The movie is shot in a mock-documentary style that seems to be all the rage right now. This doesn’t mean that it makes the film “The Office…. With Aliens!” Quite the opposite, really. The documentary style makes the story much more intense, and fact that Copley plays “Wikus” with such love and humanity that you can’t help but root for him to succeed, despite his government’s eventually betrayal of him, causing him to go on the run, and bond with the aliens that take him in and shelter him from his own kind.
This is a movie about tolerance and equality, which just so happens to showcase some of the best special effects this side of “Star Trek” while keeping its unique vision of the future intact. It’s a rare sci-fi film that will both entertain you and break your heart at the same time.

1) “Fantastic Mr. Fox”

I love Wes Anderson movies. There. I said it. If that comes as a surprise to you then the two of us clearly have not spent enough time together.
“Rushmore” remains my favorite movie of all time. I first watched that movie in my junior year of high school and have been an unrepentant Anderson enthusiast since. His writing style is completely unique. He redefined the words “quirky comedy” and I love him for it. His characters are often immature and needy, finding solace in each other’s quirkiness and childish behavior. His visual style is wholly his own and easy to spot: bright colors, lush backgrounds, and lots of dialogue.
“Fantastic Mr. Fox” marks the first time he has ever adapted someone else’s work. In this case, the British author Roald Dahl’s book of the same name, a tale of a fox who outwits farmer’s and steals their chickens, all with a smile on his face and a clever quip or two.
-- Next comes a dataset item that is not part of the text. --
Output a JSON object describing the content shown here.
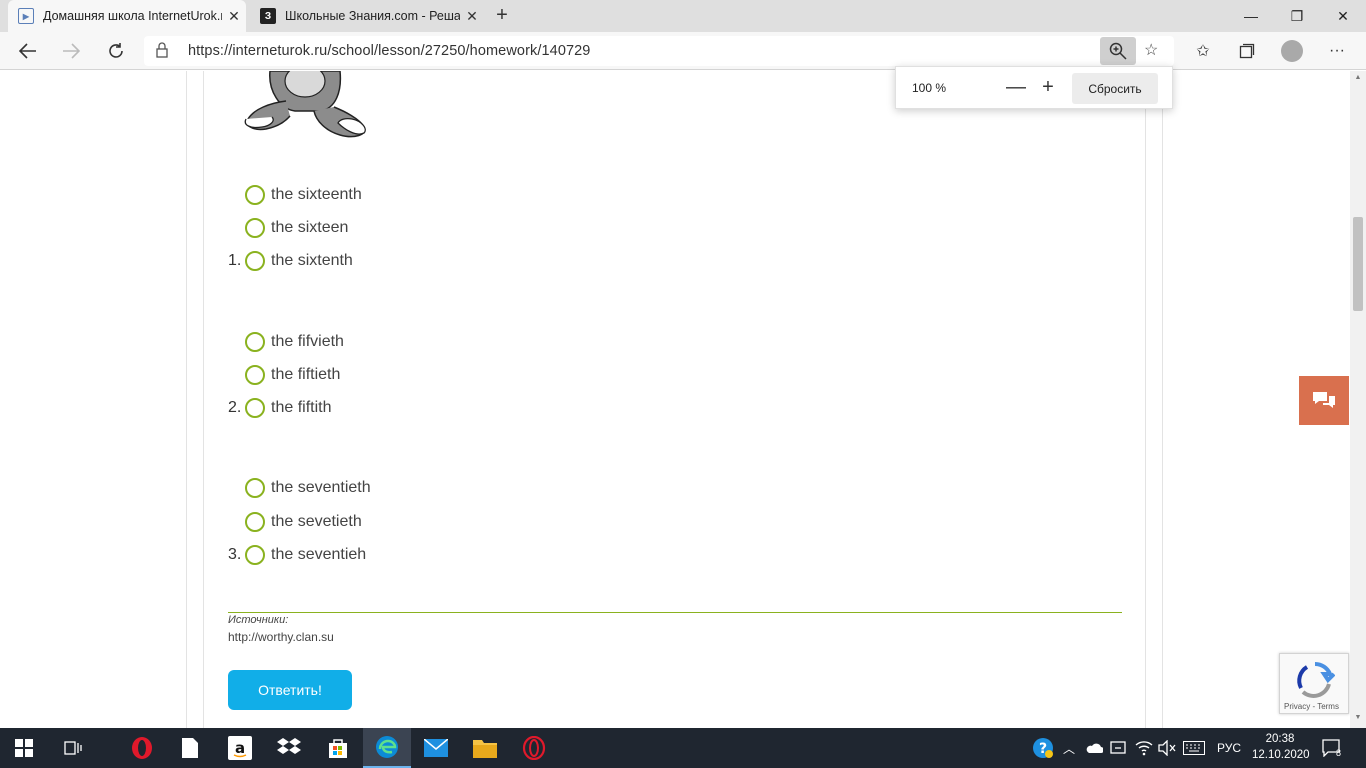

“Fantastic Mr. Fox” also marks the first time that Anderson ventures into the world of stop-motion, which is usually reserved for the likes of Henry Selick, but I’m glad he did. Turns out Mr. Anderson is a natural at stop-motion storytelling, since his stories always have a child-like innocence to them, the marriage of his and his co-author Noah Baumbach’s writings style with the visual style of stop-motion is a match made in heaven. Clouds are made of beautiful cotton balls, and the farms are handcrafted. There is love in every frame of this film.
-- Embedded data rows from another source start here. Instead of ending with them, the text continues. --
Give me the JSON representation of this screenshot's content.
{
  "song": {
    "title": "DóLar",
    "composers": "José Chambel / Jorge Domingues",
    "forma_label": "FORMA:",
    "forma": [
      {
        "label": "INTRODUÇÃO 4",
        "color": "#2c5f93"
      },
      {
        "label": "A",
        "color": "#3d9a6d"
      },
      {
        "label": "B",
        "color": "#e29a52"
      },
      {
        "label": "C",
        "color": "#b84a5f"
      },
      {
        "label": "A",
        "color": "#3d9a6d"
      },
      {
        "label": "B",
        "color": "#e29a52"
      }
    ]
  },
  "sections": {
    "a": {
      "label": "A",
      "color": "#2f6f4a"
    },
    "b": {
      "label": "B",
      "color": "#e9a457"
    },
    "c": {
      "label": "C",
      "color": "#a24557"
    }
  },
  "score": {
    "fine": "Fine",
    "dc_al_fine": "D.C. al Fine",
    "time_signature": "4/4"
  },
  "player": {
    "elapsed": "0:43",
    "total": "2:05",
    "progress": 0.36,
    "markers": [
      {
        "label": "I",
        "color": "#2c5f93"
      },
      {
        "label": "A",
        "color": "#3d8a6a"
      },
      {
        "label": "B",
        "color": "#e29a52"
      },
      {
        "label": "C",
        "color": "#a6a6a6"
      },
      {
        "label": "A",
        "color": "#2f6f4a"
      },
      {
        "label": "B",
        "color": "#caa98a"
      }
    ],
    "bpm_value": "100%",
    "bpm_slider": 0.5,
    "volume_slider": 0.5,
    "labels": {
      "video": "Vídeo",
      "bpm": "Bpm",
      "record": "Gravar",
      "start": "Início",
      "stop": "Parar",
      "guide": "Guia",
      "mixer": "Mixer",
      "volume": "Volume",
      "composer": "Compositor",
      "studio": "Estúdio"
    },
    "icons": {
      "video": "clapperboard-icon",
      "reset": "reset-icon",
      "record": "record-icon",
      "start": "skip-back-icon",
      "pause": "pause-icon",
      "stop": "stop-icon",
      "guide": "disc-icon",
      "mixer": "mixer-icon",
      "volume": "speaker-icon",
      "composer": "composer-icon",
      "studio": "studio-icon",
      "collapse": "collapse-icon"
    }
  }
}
The dialogue is also hilarious. The joke throughout this movie is that animals are as petty and unsure of themselves as people, with the characters expressing jealousy, embarrassment, and even narcissism in the case of the main character, Mr. Fox.
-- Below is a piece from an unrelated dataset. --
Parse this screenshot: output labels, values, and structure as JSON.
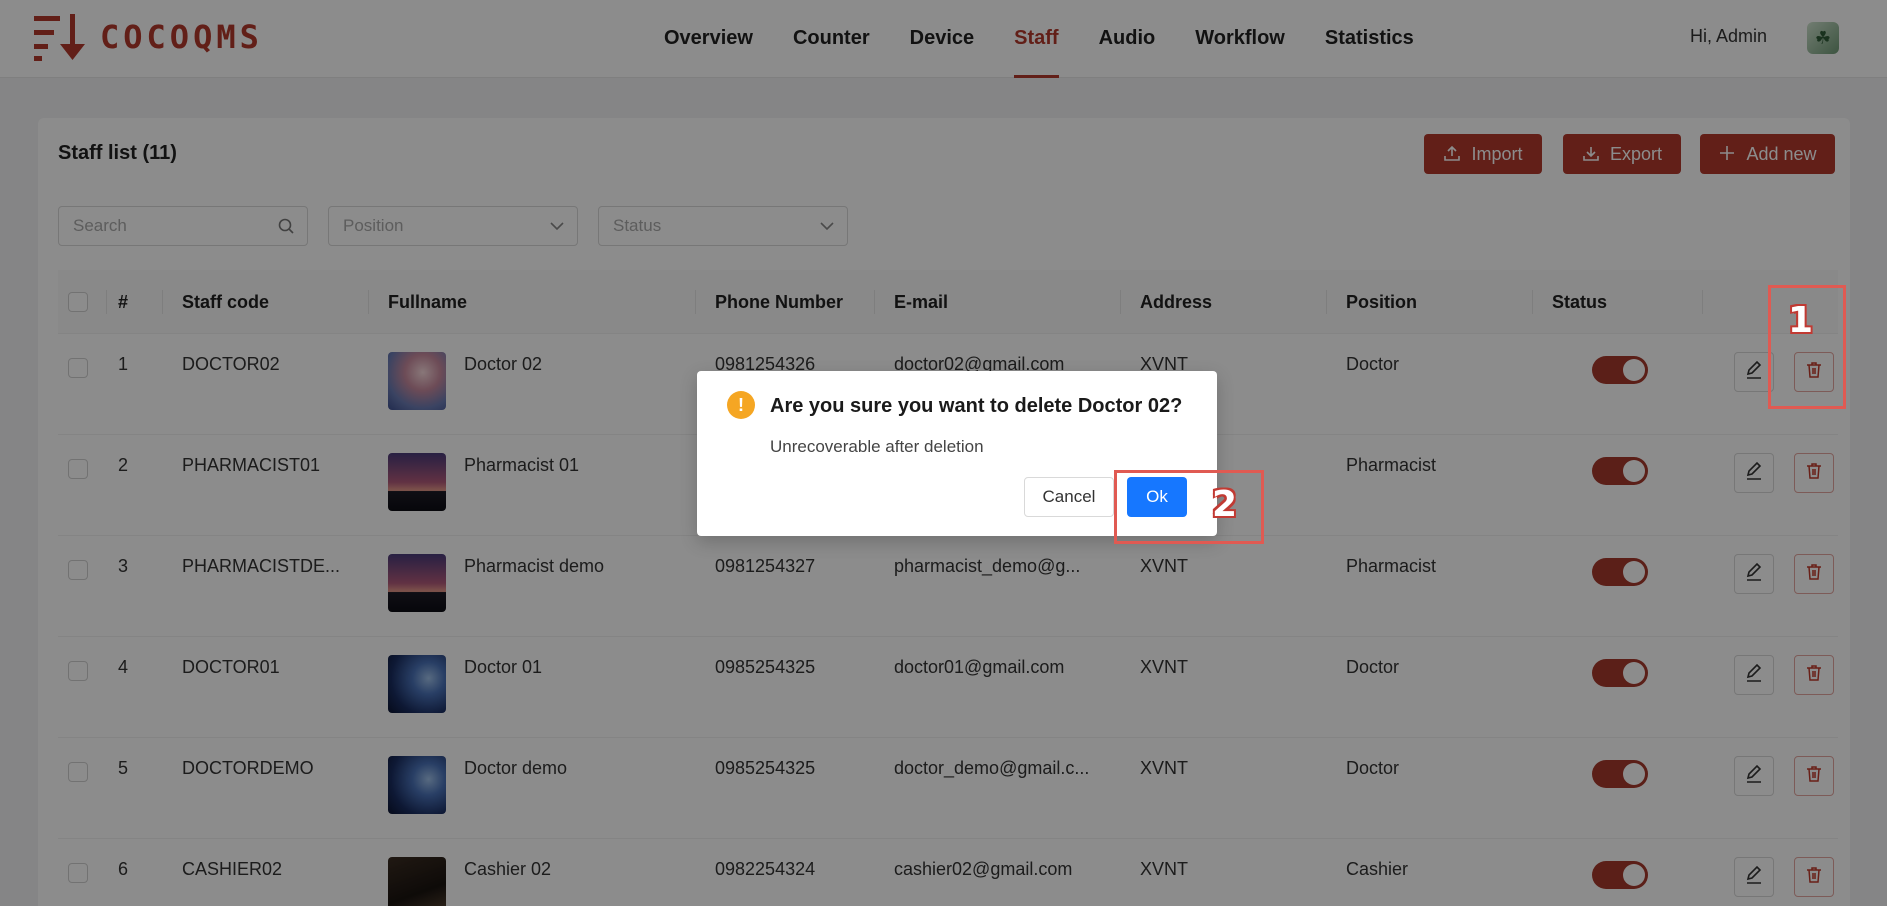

Mr. Fox’s (voiced by George Clooney) problem is that he knows he is clever. He even writes a newspaper column, though he admits to his wife that he is unsure if the other woodland creatures read it and appreciate his genius.  He is a working fox, struggling to get by on his meager salary. He longs for greater things than his current wages allow, so he decides, with the help of his friend, Possum, that he must turn to a life of crime in order to get what he wants! What he wants is a better life for himself and his family, while all the while trying to connect with his son, who everyone writes off as “strange.”
“Am I different?” the young fox (voiced by “Rushmore” star Jason Schwartzman) asks his mother (voiced by Meryl Streep, who seems to be on a hot streak these last few years, you go, girl!). “Of course, dear, but there’s something a little fantastic about that, isn’t there?” Indeed!
“Fantastic Mr. Fox” is one of those rare films that parents can take their kids to and enjoy it just as much as them, but for different reasons. For the kids, it’s frickin’ stop-motion, starring a fox, what’s not to love? And for the adults, they get the joy of seeing a kids movie in which characters cry and have existential doubts, and relationships grow and develop. It’s the most mature and satisfying “kids” movie that I ever seen (and it wasn’t even by Pixar, hahaha!), and one that I plan on showing my own kids some day.
It is with great pride that I crown “Fantastic Mr. Fox” with the title of Best Movie Of The Year! Take a bow, Mr. Fox, you’ve earned it!